He walked on through the caseroom passing an old man, bowed, spectacled, aproned. Old Monks, the dayfather. Queer lot of stuff he must have put through his hands in his time: obituary notices, pubs' ads, speeches, divorce suits, found drowned. Nearing the end of his tether now." (U7.195)
The Linotype typesetting machine, designed by the German inventor Ottmar Mergenthaler in 1884, is a "'one casting' machine used in printing. The name of the machine comes from the fact that it produces an entire line of metal type at once, hence a 'line-o'-type', a huge improvement over manual typesetting.
The Linotype machine operator enters text on a 90-character keyboard. The machine assembles matrices, which are molds for the letter forms, in a line. The assembled line is then cast as a single piece, called a slug, of type metal in a process known as 'hot metal' typesetting. The matrices are then returned to the type magazine from which they came, to be reused later. This allows much faster typesetting and composition than original hand composition in which operators place down one pre-cast metal letter, punctuation mark or space at a time.
The linotype revolutionized typesetting especially newspaper publishing, making it possible for a relatively small number of operators to set type for many pages on a daily basis. Before Mergenthaler's invention of the Linotype, no newspaper in the world had more than eight pages.
Mr Bloom passed on out of the clanking noises through the gallery onto the landing. Now am I going to tram it out all the way and then catch him out perhaps. Better phone him up first. Number? Yes. Same as Citron's house. Twentyeight. Twentyeight double four." (U7.214)

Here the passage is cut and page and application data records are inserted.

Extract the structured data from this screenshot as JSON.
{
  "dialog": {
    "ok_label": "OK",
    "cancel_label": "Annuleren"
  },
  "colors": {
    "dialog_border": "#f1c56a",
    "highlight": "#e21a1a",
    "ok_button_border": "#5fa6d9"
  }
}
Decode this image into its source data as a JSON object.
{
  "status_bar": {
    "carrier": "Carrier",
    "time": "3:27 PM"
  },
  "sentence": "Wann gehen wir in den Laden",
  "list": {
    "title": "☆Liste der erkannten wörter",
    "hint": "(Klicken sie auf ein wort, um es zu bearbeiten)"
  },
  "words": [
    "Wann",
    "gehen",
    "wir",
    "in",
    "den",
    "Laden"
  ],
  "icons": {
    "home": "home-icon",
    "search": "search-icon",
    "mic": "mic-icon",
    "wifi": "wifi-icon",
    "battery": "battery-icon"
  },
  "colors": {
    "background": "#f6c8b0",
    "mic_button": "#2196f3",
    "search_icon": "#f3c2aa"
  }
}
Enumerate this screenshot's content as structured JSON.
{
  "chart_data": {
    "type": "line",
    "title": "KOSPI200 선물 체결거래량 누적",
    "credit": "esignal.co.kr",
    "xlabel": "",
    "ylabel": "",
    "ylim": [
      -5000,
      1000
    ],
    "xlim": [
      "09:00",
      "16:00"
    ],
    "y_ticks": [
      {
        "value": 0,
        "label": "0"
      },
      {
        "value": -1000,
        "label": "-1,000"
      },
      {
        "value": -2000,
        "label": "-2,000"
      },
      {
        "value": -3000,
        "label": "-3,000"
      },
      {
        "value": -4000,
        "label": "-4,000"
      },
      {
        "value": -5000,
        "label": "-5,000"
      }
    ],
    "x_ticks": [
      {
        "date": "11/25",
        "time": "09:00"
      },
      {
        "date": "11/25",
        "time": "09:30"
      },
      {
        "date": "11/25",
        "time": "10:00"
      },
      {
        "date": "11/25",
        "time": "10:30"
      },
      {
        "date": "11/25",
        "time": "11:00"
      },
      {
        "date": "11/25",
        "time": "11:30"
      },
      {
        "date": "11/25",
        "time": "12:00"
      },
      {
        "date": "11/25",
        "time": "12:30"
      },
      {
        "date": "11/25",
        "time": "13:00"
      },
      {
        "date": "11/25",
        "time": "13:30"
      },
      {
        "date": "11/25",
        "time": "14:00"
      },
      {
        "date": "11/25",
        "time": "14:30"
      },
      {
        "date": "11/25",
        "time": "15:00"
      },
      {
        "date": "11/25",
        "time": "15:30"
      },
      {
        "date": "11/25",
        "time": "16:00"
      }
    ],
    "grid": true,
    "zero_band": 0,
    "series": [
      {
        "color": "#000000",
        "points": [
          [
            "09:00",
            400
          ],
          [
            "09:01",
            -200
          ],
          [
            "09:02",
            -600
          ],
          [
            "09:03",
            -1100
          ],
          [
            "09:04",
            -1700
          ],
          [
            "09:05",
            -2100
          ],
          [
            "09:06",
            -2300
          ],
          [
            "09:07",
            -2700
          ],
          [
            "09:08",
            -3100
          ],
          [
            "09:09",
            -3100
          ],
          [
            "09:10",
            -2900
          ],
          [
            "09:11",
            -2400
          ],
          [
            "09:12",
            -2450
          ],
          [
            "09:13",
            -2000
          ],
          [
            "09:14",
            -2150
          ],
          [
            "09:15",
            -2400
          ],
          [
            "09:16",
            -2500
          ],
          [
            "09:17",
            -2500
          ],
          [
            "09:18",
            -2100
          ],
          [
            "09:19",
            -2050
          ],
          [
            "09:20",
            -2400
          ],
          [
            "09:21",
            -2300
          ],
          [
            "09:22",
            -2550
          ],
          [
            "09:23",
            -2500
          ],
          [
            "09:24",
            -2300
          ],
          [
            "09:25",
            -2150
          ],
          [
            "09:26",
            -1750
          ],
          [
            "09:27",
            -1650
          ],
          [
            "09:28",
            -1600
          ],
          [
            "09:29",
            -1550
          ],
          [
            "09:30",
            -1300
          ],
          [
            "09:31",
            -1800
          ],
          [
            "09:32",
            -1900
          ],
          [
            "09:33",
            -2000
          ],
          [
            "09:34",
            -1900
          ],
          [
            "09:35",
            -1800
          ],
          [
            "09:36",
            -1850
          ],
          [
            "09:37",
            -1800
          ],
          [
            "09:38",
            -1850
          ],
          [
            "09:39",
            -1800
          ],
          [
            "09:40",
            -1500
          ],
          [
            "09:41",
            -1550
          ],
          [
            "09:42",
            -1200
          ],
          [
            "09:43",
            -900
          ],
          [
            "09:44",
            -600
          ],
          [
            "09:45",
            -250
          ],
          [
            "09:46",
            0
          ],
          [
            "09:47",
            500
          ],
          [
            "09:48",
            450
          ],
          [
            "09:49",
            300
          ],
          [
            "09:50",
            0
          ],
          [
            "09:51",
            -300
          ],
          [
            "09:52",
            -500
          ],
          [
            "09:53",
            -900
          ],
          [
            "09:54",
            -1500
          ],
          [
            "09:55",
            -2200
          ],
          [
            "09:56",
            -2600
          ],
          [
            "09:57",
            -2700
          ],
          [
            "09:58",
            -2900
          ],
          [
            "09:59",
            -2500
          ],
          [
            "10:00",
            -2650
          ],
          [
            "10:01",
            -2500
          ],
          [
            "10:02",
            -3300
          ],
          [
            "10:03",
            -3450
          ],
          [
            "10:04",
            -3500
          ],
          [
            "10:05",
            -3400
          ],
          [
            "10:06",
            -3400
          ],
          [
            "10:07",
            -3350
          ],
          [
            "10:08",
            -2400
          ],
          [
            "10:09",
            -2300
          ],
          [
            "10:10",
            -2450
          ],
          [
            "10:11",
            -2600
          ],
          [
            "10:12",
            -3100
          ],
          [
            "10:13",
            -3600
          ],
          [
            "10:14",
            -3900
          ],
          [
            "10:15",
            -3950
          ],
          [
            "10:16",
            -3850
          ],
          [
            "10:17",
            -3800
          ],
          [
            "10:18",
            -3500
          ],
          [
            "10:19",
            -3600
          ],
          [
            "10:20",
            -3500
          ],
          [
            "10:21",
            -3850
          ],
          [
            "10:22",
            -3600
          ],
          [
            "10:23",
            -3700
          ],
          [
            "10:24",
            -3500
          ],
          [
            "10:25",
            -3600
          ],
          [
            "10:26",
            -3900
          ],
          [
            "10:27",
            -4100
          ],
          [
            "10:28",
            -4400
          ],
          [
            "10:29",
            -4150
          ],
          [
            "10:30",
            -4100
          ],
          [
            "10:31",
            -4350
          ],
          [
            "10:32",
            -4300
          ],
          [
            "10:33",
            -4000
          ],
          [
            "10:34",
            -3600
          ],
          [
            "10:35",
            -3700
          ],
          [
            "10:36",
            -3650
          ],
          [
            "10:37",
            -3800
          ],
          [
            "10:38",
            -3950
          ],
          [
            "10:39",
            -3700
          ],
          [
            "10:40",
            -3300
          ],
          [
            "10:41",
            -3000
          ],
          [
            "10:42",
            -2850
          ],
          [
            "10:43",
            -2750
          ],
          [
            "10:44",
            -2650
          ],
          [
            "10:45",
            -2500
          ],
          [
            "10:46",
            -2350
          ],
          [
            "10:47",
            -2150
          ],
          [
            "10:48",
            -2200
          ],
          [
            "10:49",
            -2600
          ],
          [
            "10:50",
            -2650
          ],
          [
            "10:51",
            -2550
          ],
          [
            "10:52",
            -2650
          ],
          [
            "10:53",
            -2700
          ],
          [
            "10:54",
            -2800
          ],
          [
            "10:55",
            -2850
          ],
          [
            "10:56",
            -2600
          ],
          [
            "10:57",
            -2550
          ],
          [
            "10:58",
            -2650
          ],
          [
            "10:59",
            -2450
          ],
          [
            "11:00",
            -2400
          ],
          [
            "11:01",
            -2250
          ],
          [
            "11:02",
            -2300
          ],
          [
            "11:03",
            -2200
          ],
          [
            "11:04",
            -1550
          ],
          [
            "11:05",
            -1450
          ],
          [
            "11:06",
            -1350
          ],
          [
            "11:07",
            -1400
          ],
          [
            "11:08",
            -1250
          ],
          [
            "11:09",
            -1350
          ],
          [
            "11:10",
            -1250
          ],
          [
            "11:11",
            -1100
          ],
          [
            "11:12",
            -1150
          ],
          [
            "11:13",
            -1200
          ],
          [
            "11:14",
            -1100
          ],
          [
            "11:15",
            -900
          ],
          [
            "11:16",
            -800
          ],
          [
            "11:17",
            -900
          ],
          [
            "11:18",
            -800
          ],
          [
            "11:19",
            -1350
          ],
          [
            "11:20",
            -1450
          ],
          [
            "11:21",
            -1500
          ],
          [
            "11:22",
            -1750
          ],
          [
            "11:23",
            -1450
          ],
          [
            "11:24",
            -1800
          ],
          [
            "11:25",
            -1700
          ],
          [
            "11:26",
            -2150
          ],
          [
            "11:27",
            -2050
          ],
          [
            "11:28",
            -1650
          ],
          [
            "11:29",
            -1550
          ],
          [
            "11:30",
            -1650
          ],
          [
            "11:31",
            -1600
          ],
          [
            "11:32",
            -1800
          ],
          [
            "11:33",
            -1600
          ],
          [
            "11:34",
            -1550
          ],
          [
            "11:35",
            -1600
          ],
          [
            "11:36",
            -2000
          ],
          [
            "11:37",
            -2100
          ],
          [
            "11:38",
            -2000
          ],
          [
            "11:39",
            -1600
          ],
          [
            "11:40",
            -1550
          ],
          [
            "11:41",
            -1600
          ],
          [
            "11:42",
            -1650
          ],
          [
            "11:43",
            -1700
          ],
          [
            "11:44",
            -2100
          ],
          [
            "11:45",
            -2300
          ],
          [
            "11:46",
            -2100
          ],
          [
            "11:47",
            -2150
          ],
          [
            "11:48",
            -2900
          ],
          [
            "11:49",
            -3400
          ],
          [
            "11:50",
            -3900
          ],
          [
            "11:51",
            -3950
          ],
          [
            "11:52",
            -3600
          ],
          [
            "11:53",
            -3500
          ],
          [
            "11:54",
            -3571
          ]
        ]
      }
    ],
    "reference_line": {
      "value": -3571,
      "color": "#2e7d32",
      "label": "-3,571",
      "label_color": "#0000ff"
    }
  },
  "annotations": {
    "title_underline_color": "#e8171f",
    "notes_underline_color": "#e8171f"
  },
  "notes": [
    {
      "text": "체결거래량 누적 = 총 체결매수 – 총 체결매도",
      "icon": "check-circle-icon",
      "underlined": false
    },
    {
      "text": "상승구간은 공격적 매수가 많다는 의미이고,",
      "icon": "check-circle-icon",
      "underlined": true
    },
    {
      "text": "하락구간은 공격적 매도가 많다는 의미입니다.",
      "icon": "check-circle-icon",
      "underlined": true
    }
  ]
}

He went down the house staircase. Who the deuce scrawled all over these walls with matches? Looks as if they did it for a bet. Heavy greasy smell there always is in those works. Lukewarm glue in Thom's next door when I was there." (U7.221)
What perfume does your wife use?" (U7.226)
A sudden screech of laughter came from the Evening Telegraph office. Know who that is. What's up? Pop in a minute to phone. Ned Lambert it is.
He entered softly." (U7.230)
The ghost walks = it's payday
- Agonising Christ, wouldn't it give you a heartburn on your arse?
Ned Lambert, seated on the table, read on:
- Or again, note the meanderings of some purling rill as it babbles on its way, tho' quarrelling with the stony obstacles," (U7.239)